BWX Technologies, Inc., will deliver the first microreactor in the United States under a contract awarded by the U.S. Department of Defense Strategic Capabilities Office (SCO), the company announced today. BWXT will have two years to build a transportable microreactor prototype to the SCO’s Project Pele specifications and deliver it to Idaho National Laboratory for testing under a cost-type contract valued at about $300 million.
The objective: The SCO is working with the Department of Energy to develop, prototype, and demonstrate a microreactor that can provide a resilient power source for operational needs that have historically relied on fossil fuels. The SCO released a record of decision on April 13 to proceed with Project Pele after a final environmental impact statement was published in February.
The SCO first published a request for solutions in 2019 seeking a transportable reactor that could be quickly started up, shut down, and relocated to deliver clean, reliable energy when and where it is required, without reliance on extensive fossil fuel supply chains. A microreactor built to those specifications could also meet commercial needs for disaster response and recovery and power generation at remote locations.
“We are on a mission to design, build, and test new nuclear technology to protect the environment while providing power, and we are thrilled with this competitively bid award after years of hard work by our design and engineering team,” said Joe Miller, BWXT Advanced Technologies president. “The entire nuclear industry recognizes that advanced reactors are an important step forward to support growing power needs and significant carbon reduction imperatives.”
The team: BWXT is the prime contract and integration lead for a team including Northrop Grumman, Aerojet Rocketdyne, Rolls-Royce LibertyWorks, and Torch Technologies, Inc. The microreactor will be built by BWXT Advanced Technologies in facilities in Lynchburg, Va., and Euclid, Ohio, with support from about 120 employees.

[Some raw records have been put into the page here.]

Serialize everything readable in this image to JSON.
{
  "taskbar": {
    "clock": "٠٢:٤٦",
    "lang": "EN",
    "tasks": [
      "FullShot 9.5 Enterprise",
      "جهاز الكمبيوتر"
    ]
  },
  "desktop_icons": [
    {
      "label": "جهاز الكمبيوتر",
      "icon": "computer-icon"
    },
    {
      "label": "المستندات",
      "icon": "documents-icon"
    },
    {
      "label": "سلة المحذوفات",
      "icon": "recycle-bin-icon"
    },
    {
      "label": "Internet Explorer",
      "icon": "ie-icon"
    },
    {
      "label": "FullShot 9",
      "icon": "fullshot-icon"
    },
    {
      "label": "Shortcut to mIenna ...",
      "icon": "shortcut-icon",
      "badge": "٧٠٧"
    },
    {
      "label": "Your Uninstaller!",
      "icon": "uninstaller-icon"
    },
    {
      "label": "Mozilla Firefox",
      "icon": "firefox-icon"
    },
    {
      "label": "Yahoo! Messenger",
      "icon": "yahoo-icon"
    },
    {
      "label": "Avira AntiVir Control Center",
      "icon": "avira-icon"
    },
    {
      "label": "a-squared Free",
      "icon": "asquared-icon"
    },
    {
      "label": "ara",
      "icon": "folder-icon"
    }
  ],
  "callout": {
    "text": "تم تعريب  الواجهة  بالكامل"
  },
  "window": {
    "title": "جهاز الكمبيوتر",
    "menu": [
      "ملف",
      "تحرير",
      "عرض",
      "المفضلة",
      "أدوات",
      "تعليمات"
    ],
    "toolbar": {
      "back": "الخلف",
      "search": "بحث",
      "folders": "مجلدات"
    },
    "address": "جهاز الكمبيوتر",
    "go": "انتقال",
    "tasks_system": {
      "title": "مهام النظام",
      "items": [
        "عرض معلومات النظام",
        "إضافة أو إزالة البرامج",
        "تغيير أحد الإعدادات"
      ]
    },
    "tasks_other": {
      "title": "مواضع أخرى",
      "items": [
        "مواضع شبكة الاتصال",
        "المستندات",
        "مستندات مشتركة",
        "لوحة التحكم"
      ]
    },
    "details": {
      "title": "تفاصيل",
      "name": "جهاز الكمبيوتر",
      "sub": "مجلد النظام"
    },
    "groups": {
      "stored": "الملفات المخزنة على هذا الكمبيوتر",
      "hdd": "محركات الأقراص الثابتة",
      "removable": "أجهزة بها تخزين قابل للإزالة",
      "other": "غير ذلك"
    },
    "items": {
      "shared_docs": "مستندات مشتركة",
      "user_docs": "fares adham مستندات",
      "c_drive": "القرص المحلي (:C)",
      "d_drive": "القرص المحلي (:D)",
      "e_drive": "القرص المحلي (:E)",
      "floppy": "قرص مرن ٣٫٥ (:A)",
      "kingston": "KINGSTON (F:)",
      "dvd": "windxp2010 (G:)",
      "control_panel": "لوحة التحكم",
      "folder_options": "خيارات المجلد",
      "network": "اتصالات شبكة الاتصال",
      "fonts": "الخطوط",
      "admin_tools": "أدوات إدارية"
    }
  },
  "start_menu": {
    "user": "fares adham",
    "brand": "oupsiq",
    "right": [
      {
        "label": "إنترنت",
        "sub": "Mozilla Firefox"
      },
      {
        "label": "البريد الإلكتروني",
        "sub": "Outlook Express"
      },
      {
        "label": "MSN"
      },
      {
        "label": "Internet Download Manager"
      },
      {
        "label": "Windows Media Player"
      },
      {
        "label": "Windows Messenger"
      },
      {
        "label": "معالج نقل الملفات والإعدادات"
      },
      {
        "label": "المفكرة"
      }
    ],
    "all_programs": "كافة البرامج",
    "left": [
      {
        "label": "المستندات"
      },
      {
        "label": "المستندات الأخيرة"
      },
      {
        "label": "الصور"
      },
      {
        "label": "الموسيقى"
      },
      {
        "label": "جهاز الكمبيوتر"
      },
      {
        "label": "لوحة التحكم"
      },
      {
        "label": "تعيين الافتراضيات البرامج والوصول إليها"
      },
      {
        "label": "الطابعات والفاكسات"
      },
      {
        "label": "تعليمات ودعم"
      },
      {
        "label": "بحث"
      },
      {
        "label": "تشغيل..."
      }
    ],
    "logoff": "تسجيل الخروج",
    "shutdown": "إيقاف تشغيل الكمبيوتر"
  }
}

Teams led by three firms—BWXT, Westinghouse, and X-energy—were initially selected for one year of engineering design work. In March 2021 the DOD announced that two of those teams—led by BWXT Advanced Technologies and X-energy—would both develop a final design over the course of a year.
The specs: The high-temperature gas-cooled reactor will use high-assay low-enriched uranium TRISO fuel and operate at a power level between 1 and 5 MWe. The microreactor will be transportable in multiple modules that fit 20-foot long, ISO-compliant CONEX shipping containers for movement by road, rail, sea, or air. As required in the Project Pele specifications, the entire reactor system is designed to be assembled and operational within 72 hours. Shutdown, cooldown, disconnection, and removal for transport is designed to take less than seven days.
On site: The reactor and fuel will be shipped to INL separately. Once fueled, the system will undergo up to three years of testing to confirm performance and operability. Power generated by the reactor will be transferred to load banks that will mimic the operational load that a power source would see in a deployment. The testing process will include disassembly, transportation to another site at INL, and reassembly.
While the demonstration will proceed under authorization by the DOE, the Nuclear Regulatory Commission is participating in the project to provide the SCO with information on applicable regulations and licensing processes, according to BWXT.